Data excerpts
↓↓↓

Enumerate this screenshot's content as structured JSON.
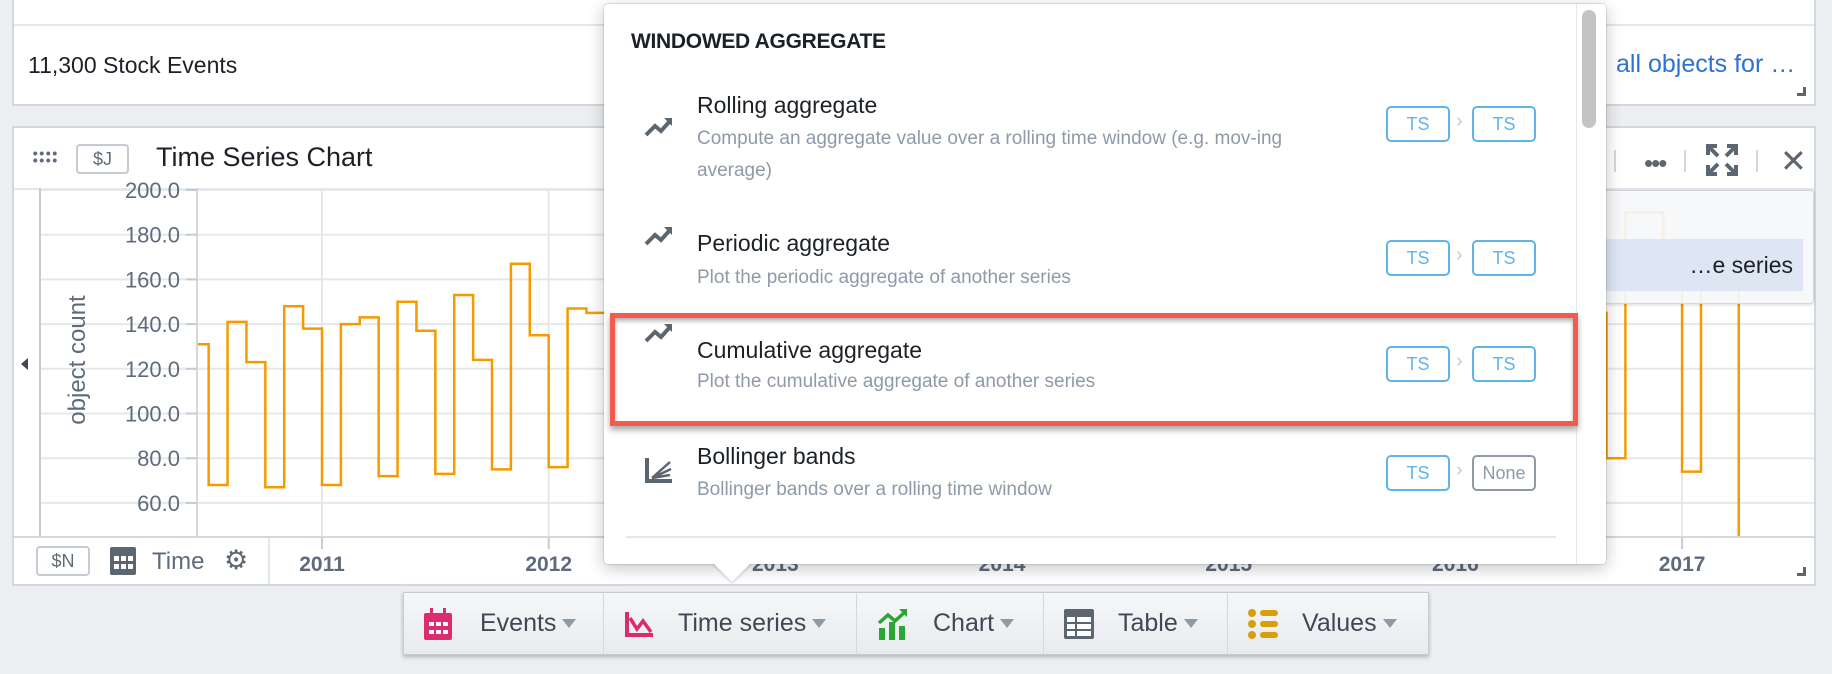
{
  "top_panel": {
    "title": "11,300 Stock Events",
    "link": "all objects for …"
  },
  "chart_panel": {
    "badge": "$J",
    "title": "Time Series Chart",
    "toolbar_icons": [
      "more-icon",
      "maximize-icon",
      "close-icon"
    ],
    "axis_badge": "$N",
    "axis_label": "Time",
    "popover_item": "…e series"
  },
  "chart_data": {
    "type": "line",
    "step": true,
    "ylabel": "object count",
    "ylim": [
      45,
      201
    ],
    "yticks": [
      "60.0",
      "80.0",
      "100.0",
      "120.0",
      "140.0",
      "160.0",
      "180.0",
      "200.0"
    ],
    "xticks": [
      "2011",
      "2012",
      "2013",
      "2014",
      "2015",
      "2016",
      "2017"
    ],
    "color": "#f59b00",
    "grid": true,
    "series": [
      {
        "points": [
          [
            "2010-06",
            131
          ],
          [
            "2010-07",
            68
          ],
          [
            "2010-08",
            141
          ],
          [
            "2010-09",
            123
          ],
          [
            "2010-10",
            67
          ],
          [
            "2010-11",
            148
          ],
          [
            "2010-12",
            138
          ],
          [
            "2011-01",
            68
          ],
          [
            "2011-02",
            140
          ],
          [
            "2011-03",
            143
          ],
          [
            "2011-04",
            72
          ],
          [
            "2011-05",
            150
          ],
          [
            "2011-06",
            137
          ],
          [
            "2011-07",
            73
          ],
          [
            "2011-08",
            153
          ],
          [
            "2011-09",
            124
          ],
          [
            "2011-10",
            75
          ],
          [
            "2011-11",
            167
          ],
          [
            "2011-12",
            135
          ],
          [
            "2012-01",
            76
          ],
          [
            "2012-02",
            147
          ],
          [
            "2012-03",
            145
          ],
          [
            "2016-08",
            145
          ],
          [
            "2016-09",
            80
          ],
          [
            "2016-10",
            190
          ],
          [
            "2016-11",
            190
          ],
          [
            "2016-12",
            170
          ],
          [
            "2017-01",
            74
          ],
          [
            "2017-02",
            168
          ],
          [
            "2017-03",
            170
          ]
        ]
      }
    ]
  },
  "dropdown": {
    "section": "WINDOWED AGGREGATE",
    "items": [
      {
        "title": "Rolling aggregate",
        "desc": "Compute an aggregate value over a rolling time window (e.g. mov-ing average)",
        "in": "TS",
        "out": "TS"
      },
      {
        "title": "Periodic aggregate",
        "desc": "Plot the periodic aggregate of another series",
        "in": "TS",
        "out": "TS"
      },
      {
        "title": "Cumulative aggregate",
        "desc": "Plot the cumulative aggregate of another series",
        "in": "TS",
        "out": "TS",
        "highlighted": true
      },
      {
        "title": "Bollinger bands",
        "desc": "Bollinger bands over a rolling time window",
        "in": "TS",
        "out": "None"
      }
    ],
    "highlight_color": "#f55a4e"
  },
  "bottom_toolbar": [
    {
      "label": "Events",
      "icon": "calendar-icon",
      "color": "#db2c6f"
    },
    {
      "label": "Time series",
      "icon": "line-chart-icon",
      "color": "#db2c6f"
    },
    {
      "label": "Chart",
      "icon": "trend-chart-icon",
      "color": "#29a634"
    },
    {
      "label": "Table",
      "icon": "table-icon",
      "color": "#5c6670"
    },
    {
      "label": "Values",
      "icon": "list-icon",
      "color": "#d99e0b"
    }
  ]
}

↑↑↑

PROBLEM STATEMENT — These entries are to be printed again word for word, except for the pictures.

OUTPUT FOR THIS EXERCISE —
Enumerate this screenshot's content as structured JSON.
{
  "top_panel": {
    "title": "11,300 Stock Events",
    "link": "all objects for …"
  },
  "chart_panel": {
    "badge": "$J",
    "title": "Time Series Chart",
    "toolbar_icons": [
      "more-icon",
      "maximize-icon",
      "close-icon"
    ],
    "axis_badge": "$N",
    "axis_label": "Time",
    "popover_item": "…e series"
  },
  "chart_data": {
    "type": "line",
    "step": true,
    "ylabel": "object count",
    "ylim": [
      45,
      201
    ],
    "yticks": [
      "60.0",
      "80.0",
      "100.0",
      "120.0",
      "140.0",
      "160.0",
      "180.0",
      "200.0"
    ],
    "xticks": [
      "2011",
      "2012",
      "2013",
      "2014",
      "2015",
      "2016",
      "2017"
    ],
    "color": "#f59b00",
    "grid": true,
    "series": [
      {
        "points": [
          [
            "2010-06",
            131
          ],
          [
            "2010-07",
            68
          ],
          [
            "2010-08",
            141
          ],
          [
            "2010-09",
            123
          ],
          [
            "2010-10",
            67
          ],
          [
            "2010-11",
            148
          ],
          [
            "2010-12",
            138
          ],
          [
            "2011-01",
            68
          ],
          [
            "2011-02",
            140
          ],
          [
            "2011-03",
            143
          ],
          [
            "2011-04",
            72
          ],
          [
            "2011-05",
            150
          ],
          [
            "2011-06",
            137
          ],
          [
            "2011-07",
            73
          ],
          [
            "2011-08",
            153
          ],
          [
            "2011-09",
            124
          ],
          [
            "2011-10",
            75
          ],
          [
            "2011-11",
            167
          ],
          [
            "2011-12",
            135
          ],
          [
            "2012-01",
            76
          ],
          [
            "2012-02",
            147
          ],
          [
            "2012-03",
            145
          ],
          [
            "2016-08",
            145
          ],
          [
            "2016-09",
            80
          ],
          [
            "2016-10",
            190
          ],
          [
            "2016-11",
            190
          ],
          [
            "2016-12",
            170
          ],
          [
            "2017-01",
            74
          ],
          [
            "2017-02",
            168
          ],
          [
            "2017-03",
            170
          ]
        ]
      }
    ]
  },
  "dropdown": {
    "section": "WINDOWED AGGREGATE",
    "items": [
      {
        "title": "Rolling aggregate",
        "desc": "Compute an aggregate value over a rolling time window (e.g. mov-ing average)",
        "in": "TS",
        "out": "TS"
      },
      {
        "title": "Periodic aggregate",
        "desc": "Plot the periodic aggregate of another series",
        "in": "TS",
        "out": "TS"
      },
      {
        "title": "Cumulative aggregate",
        "desc": "Plot the cumulative aggregate of another series",
        "in": "TS",
        "out": "TS",
        "highlighted": true
      },
      {
        "title": "Bollinger bands",
        "desc": "Bollinger bands over a rolling time window",
        "in": "TS",
        "out": "None"
      }
    ],
    "highlight_color": "#f55a4e"
  },
  "bottom_toolbar": [
    {
      "label": "Events",
      "icon": "calendar-icon",
      "color": "#db2c6f"
    },
    {
      "label": "Time series",
      "icon": "line-chart-icon",
      "color": "#db2c6f"
    },
    {
      "label": "Chart",
      "icon": "trend-chart-icon",
      "color": "#29a634"
    },
    {
      "label": "Table",
      "icon": "table-icon",
      "color": "#5c6670"
    },
    {
      "label": "Values",
      "icon": "list-icon",
      "color": "#d99e0b"
    }
  ]
}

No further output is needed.